**Study material**:
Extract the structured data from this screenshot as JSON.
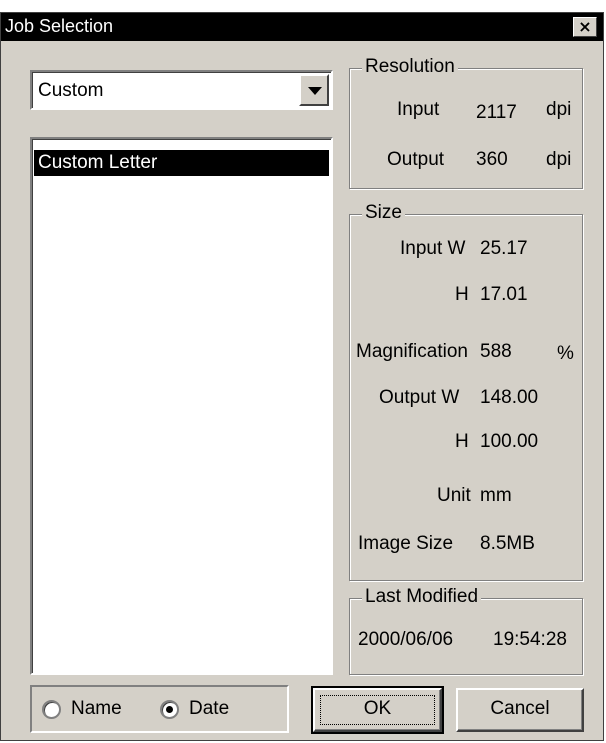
{
  "window": {
    "title": "Job Selection"
  },
  "category_select": {
    "value": "Custom"
  },
  "job_list": {
    "items": [
      {
        "label": "Custom Letter",
        "selected": true
      }
    ]
  },
  "resolution": {
    "title": "Resolution",
    "input_label": "Input",
    "input_value": "2117",
    "input_unit": "dpi",
    "output_label": "Output",
    "output_value": "360",
    "output_unit": "dpi"
  },
  "size": {
    "title": "Size",
    "input_w_label": "Input W",
    "input_w_value": "25.17",
    "input_h_label": "H",
    "input_h_value": "17.01",
    "magnification_label": "Magnification",
    "magnification_value": "588",
    "magnification_unit": "%",
    "output_w_label": "Output W",
    "output_w_value": "148.00",
    "output_h_label": "H",
    "output_h_value": "100.00",
    "unit_label": "Unit",
    "unit_value": "mm",
    "image_size_label": "Image Size",
    "image_size_value": "8.5MB"
  },
  "last_modified": {
    "title": "Last Modified",
    "date": "2000/06/06",
    "time": "19:54:28"
  },
  "sort": {
    "name_label": "Name",
    "date_label": "Date",
    "selected": "Date"
  },
  "buttons": {
    "ok": "OK",
    "cancel": "Cancel"
  },
  "icons": {
    "close": "close-icon",
    "dropdown": "chevron-down-icon"
  }
}
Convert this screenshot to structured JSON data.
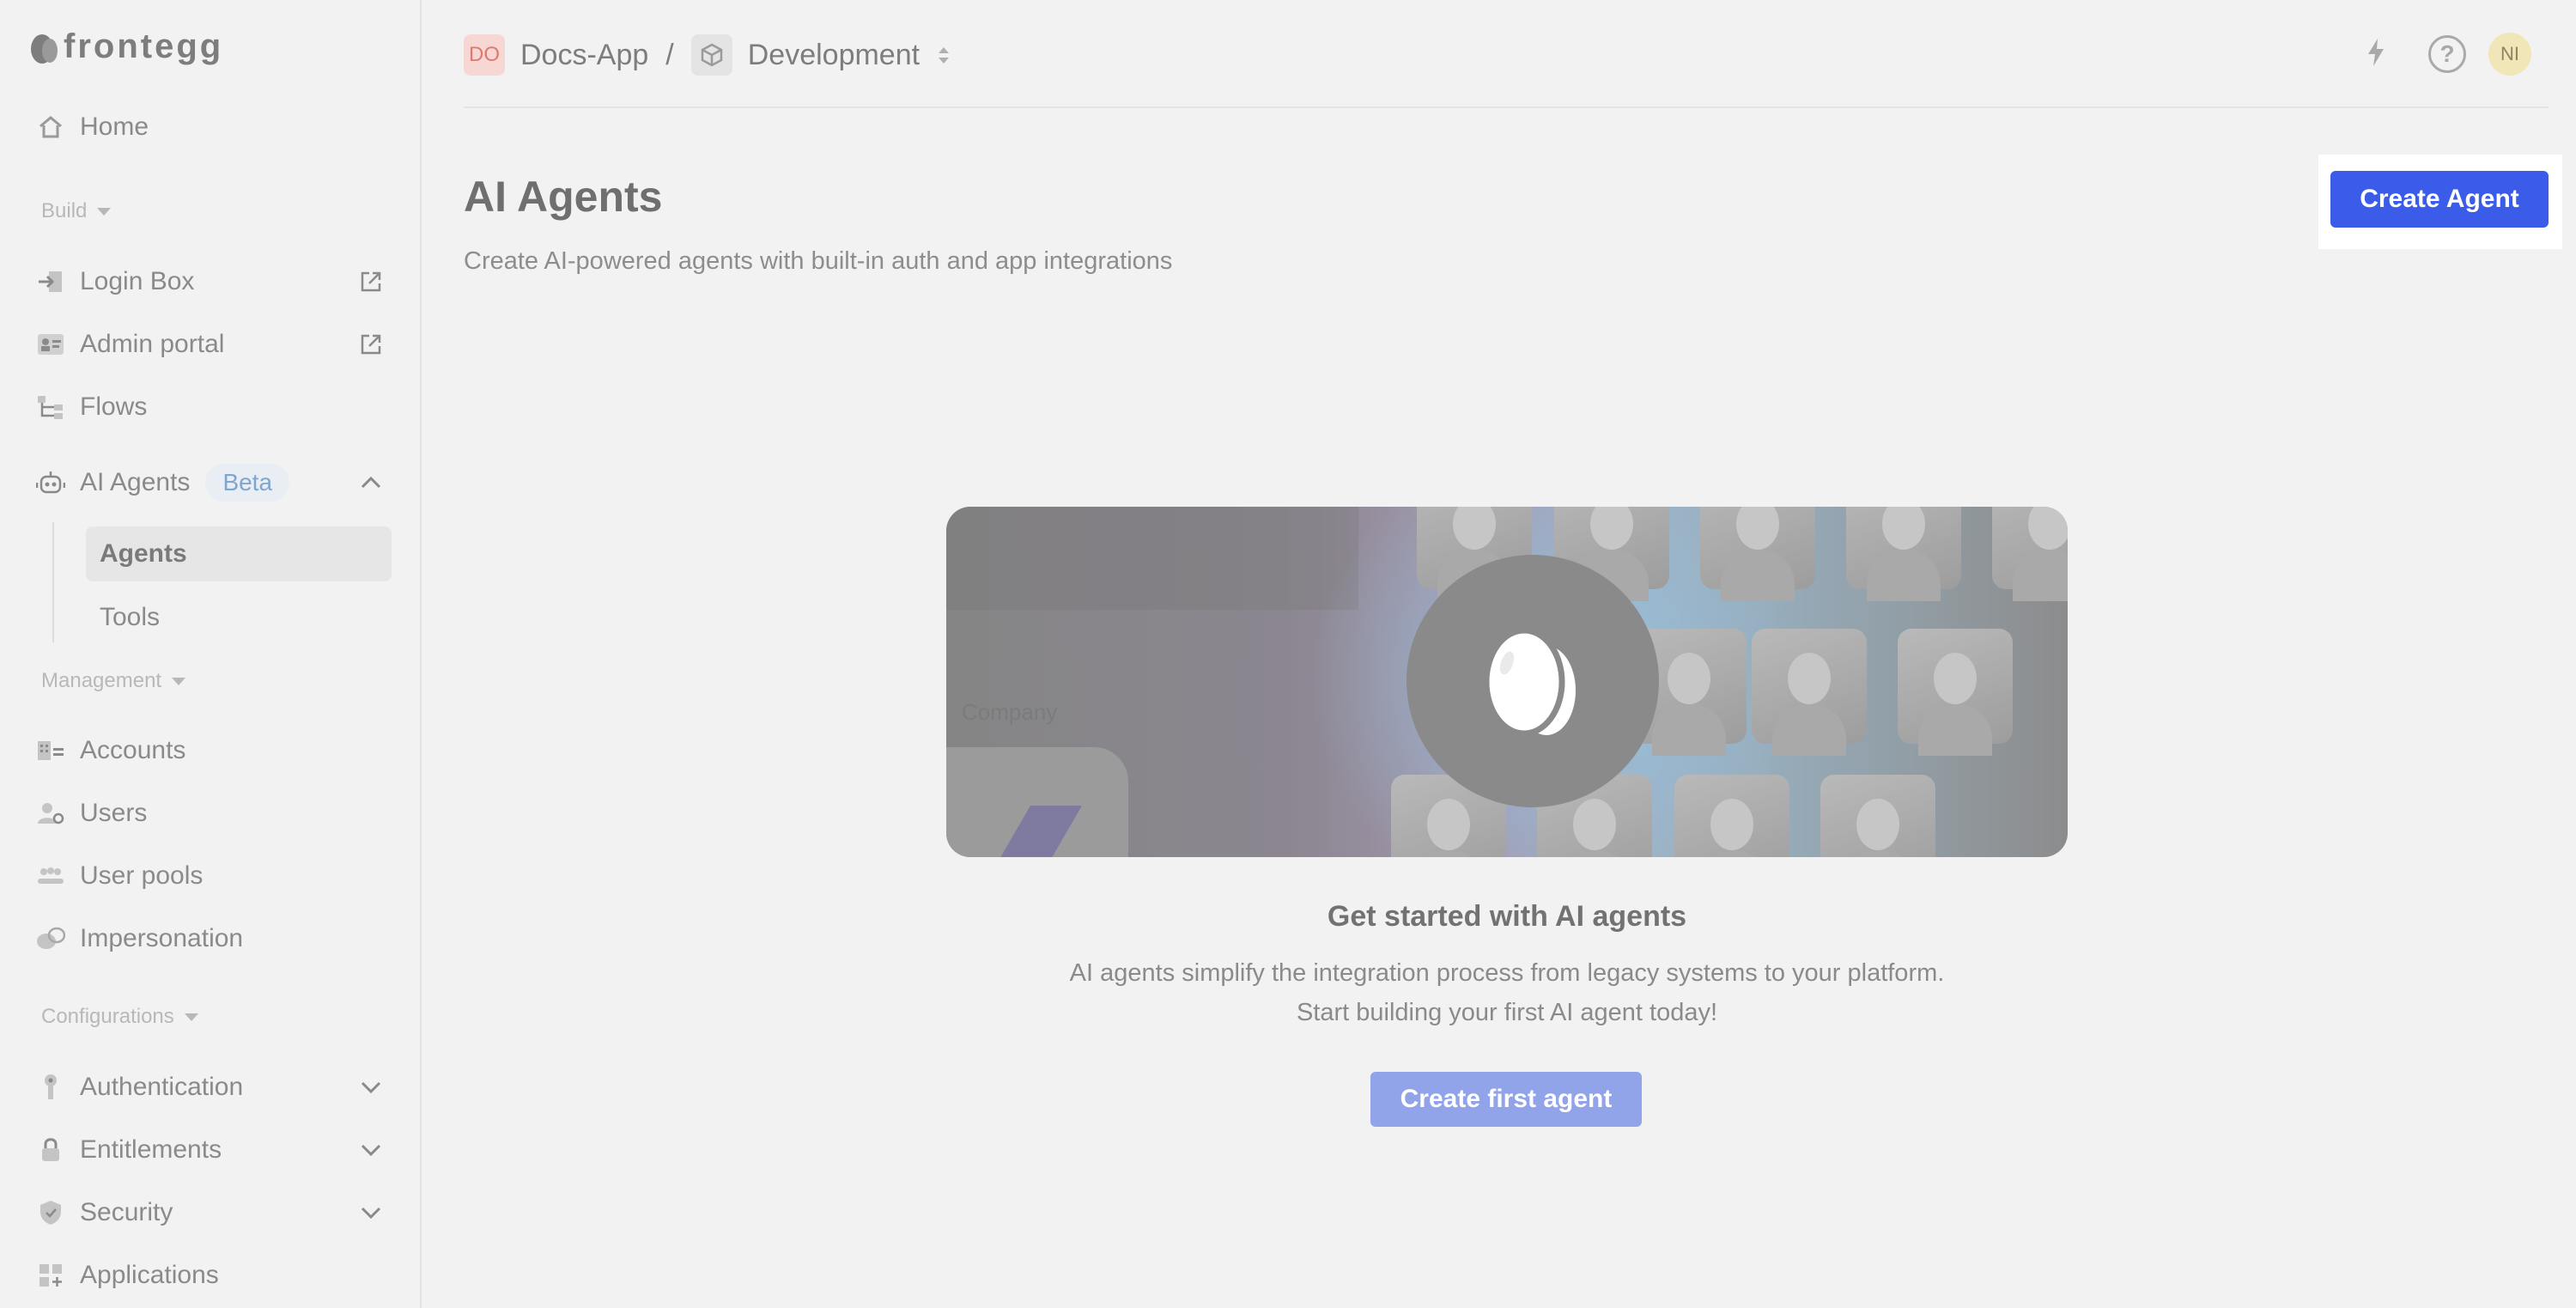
{
  "brand": {
    "name": "frontegg"
  },
  "sidebar": {
    "home": "Home",
    "sections": {
      "build": "Build",
      "management": "Management",
      "configurations": "Configurations"
    },
    "items": {
      "login_box": "Login Box",
      "admin_portal": "Admin portal",
      "flows": "Flows",
      "ai_agents": "AI Agents",
      "ai_agents_badge": "Beta",
      "agents": "Agents",
      "tools": "Tools",
      "accounts": "Accounts",
      "users": "Users",
      "user_pools": "User pools",
      "impersonation": "Impersonation",
      "authentication": "Authentication",
      "entitlements": "Entitlements",
      "security": "Security",
      "applications": "Applications"
    }
  },
  "header": {
    "app_initials": "DO",
    "app_name": "Docs-App",
    "separator": "/",
    "environment": "Development",
    "help_symbol": "?",
    "user_initials": "NI"
  },
  "page": {
    "title": "AI Agents",
    "subtitle": "Create AI-powered agents with built-in auth and app integrations",
    "create_button": "Create Agent"
  },
  "empty_state": {
    "hero_label": "Company",
    "title": "Get started with AI agents",
    "line1": "AI agents simplify the integration process from legacy systems to your platform.",
    "line2": "Start building your first AI agent today!",
    "button": "Create first agent"
  }
}
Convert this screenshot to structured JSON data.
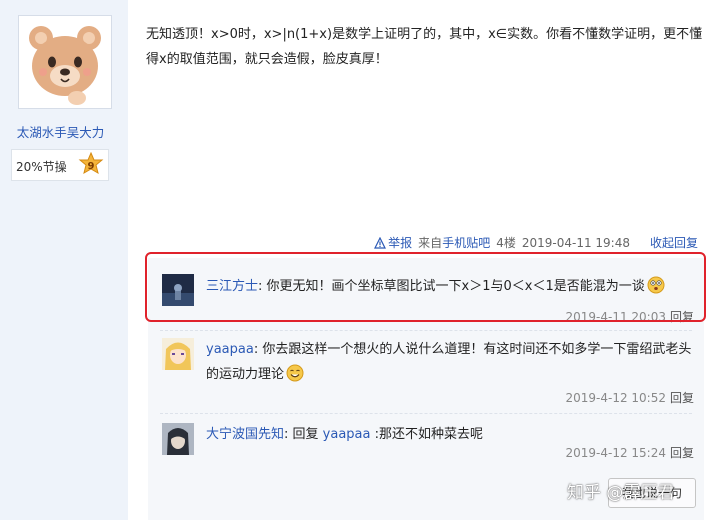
{
  "author": {
    "name": "太湖水手吴大力",
    "score_text": "20%节操",
    "level": "9"
  },
  "post": {
    "content": "无知透顶！x>0时，x>|n(1+x)是数学上证明了的，其中，x∈实数。你看不懂数学证明，更不懂得x的取值范围，就只会造假，脸皮真厚！",
    "report_label": "举报",
    "source_prefix": "来自",
    "source_link": "手机贴吧",
    "floor": "4楼",
    "time": "2019-04-11 19:48",
    "collapse_label": "收起回复"
  },
  "replies": [
    {
      "user": "三江方士",
      "separator": ": ",
      "text": "你更无知！画个坐标草图比试一下x＞1与0＜x＜1是否能混为一谈",
      "time": "2019-4-11 20:03",
      "reply_label": "回复",
      "emoji": "surprised-emoji"
    },
    {
      "user": "yaapaa",
      "separator": ": ",
      "text": "你去跟这样一个想火的人说什么道理！有这时间还不如多学一下雷绍武老头的运动力理论",
      "time": "2019-4-12 10:52",
      "reply_label": "回复",
      "emoji": "smile-emoji"
    },
    {
      "user": "大宁波国先知",
      "separator": ": ",
      "reply_prefix": "回复 ",
      "reply_target": "yaapaa",
      "text": " :那还不如种菜去呢",
      "time": "2019-4-12 15:24",
      "reply_label": "回复"
    }
  ],
  "say_button_label": "我也说一句",
  "watermark": "知乎 @霹压君",
  "colors": {
    "link": "#2b59b5",
    "highlight_border": "#e0222b",
    "sidebar_bg": "#eef3fa",
    "reply_bg": "#f5f7fa"
  }
}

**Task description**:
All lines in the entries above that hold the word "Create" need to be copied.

**Solution to the problem**:
    "subtitle": "Create AI-powered agents with built-in auth and app integrations",
    "create_button": "Create Agent"
    "button": "Create first agent"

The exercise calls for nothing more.